The Americans with Disabilities Act (ADA) works to prevent the discrimination of people with disabilities. Still, the ADA can’t control the actions of individuals. Instead, it offers remedies when a person or entity that the Act covers violates its terms.

The ADA applies to employers and sets requirements for accommodations for employees with disabilities. Accommodations might include something like ramps for people who use wheelchairs, or captions for those who are Deaf or hard of hearing. However, the ADA’s terms don’t always prescribe a specific solution but rather state that employers must offer “reasonable accommodations.” 

In cases where an employer violates the ADA, the person who experienced the discrimination may have an opportunity to hold that business responsible through the legal system.
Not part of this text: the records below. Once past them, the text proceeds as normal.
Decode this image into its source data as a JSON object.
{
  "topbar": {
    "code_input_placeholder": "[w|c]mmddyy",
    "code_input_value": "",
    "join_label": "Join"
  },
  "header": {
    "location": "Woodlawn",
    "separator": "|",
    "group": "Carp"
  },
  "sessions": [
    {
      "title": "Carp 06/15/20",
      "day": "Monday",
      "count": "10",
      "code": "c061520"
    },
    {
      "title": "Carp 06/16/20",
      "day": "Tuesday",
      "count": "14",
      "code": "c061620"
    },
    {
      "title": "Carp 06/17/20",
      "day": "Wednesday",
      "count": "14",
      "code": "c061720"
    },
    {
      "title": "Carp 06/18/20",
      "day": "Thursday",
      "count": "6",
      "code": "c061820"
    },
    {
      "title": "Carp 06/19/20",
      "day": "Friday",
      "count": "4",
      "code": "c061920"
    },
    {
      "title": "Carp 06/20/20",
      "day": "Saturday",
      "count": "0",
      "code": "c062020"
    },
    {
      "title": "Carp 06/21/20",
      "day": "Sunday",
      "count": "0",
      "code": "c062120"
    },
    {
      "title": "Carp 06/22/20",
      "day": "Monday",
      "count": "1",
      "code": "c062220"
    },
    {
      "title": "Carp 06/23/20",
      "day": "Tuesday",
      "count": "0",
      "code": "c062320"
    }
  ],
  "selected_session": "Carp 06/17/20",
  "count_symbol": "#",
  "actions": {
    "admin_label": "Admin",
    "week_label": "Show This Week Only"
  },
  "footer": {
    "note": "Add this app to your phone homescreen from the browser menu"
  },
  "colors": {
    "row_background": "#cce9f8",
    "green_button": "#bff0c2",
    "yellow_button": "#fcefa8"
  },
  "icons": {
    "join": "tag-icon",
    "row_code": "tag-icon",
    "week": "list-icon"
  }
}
Fortunately, there are ways to prevent many instances of audism and the potential legal consequences


Tips to infuse into your workplace culture to combat audism 
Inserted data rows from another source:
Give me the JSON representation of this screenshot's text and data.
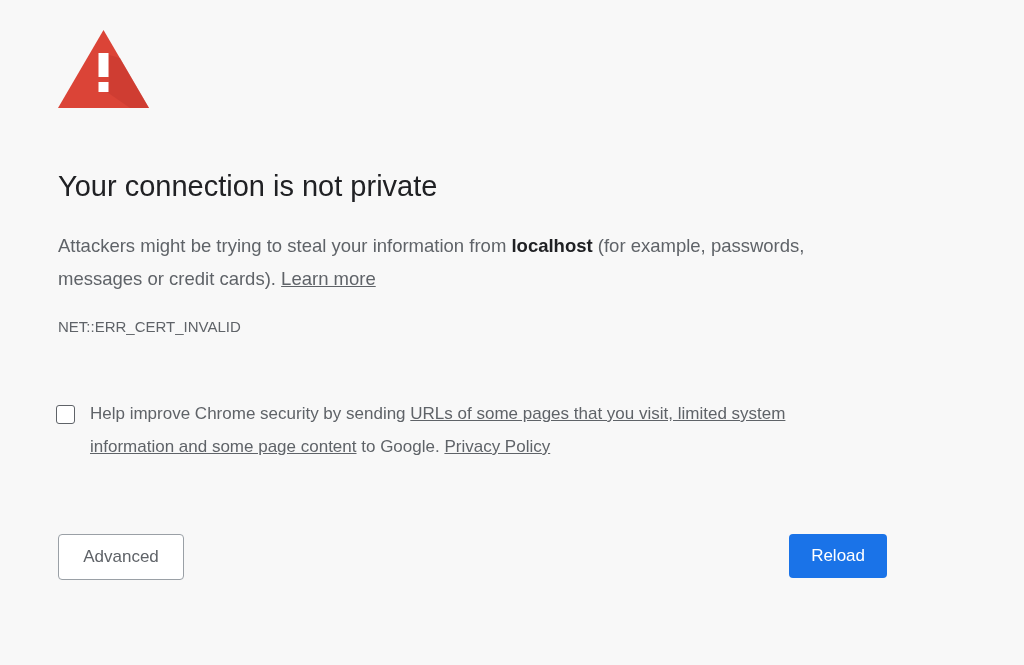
{
  "heading": "Your connection is not private",
  "message": {
    "text": "Attackers might be trying to steal your information from **localhost** (for example, passwords, messages or credit cards).",
    "link": "Learn more"
  },
  "error_code": "NET::ERR_CERT_INVALID",
  "consent": {
    "checked": false,
    "text_before": "Help improve Chrome security by sending",
    "link_lines": [
      "URLs of some pages that you visit, limited system",
      "information and some page content"
    ],
    "text_after": "to Google.",
    "privacy_link": "Privacy Policy"
  },
  "buttons": [
    {
      "kind": "secondary",
      "label": "Advanced"
    },
    {
      "kind": "primary",
      "label": "Reload"
    }
  ]
}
No business can completely control what their employees do and say. However, it is possible to create a positive workplace environment where leadership clearly values accessibility and inclusivity. Here are some ways employers can prevent audism and infuse inclusion into their culture. 

Support employee resource groups 

Employee resource groups (ERGs) give a collective voice to individuals who may have shared experiences. Setting up an ERG for people who are disabled at your company, if they’d like one, can make it more likely that leaders listen to their concerns and suggestions. The ability to approach leadership collectively, or as a representative of a group helps employees bring attention to issues that are important to them.  

Educate employees regularly 

Create monthly training sessions that highlight to your employees that you take their actions and words seriously and how they can be more thoughtful and professional. Training sessions on a recurring basis that highlight areas people may overlook or bring in different speakers can help employees learn how to avoid unintentionally doing or saying something harmful. Setting up these sessions also demonstrates your company’s commitment to these issues. This will increase the chance that employees take these conversations seriously. The formal training will also let employees who may be impacted see that you’re committed to supporting them, which could help with employee loyalty and retention. 

Make accommodations universal or easy to attain 

Employees who need accommodations like captions should never face barriers or red tape. In many cases, captioning all content, for example, and therefore precluding anyone from needing to make a request is the best option. It’s also not expensive to do so. Still, many accommodations come from creative individual solutions. Fostering an environment that encourages communication and empowers employees can make it easier for everyone to get the tools they need to excel in their roles.  

Work with a knowledgeable accessibility partner

Verbit has been investing greatly in enhancing its accessibility solutions for businesses, including captioning, transcription and audio description that support employees with disabilities. You don’t need to have all of the answers, but our team can help to educate you on some options to consider to make a real change.  
Reach out to Verbit to learn more on how to implement solutions that will create a more even playing field and support people who are Deaf and hard of hearing in your workplace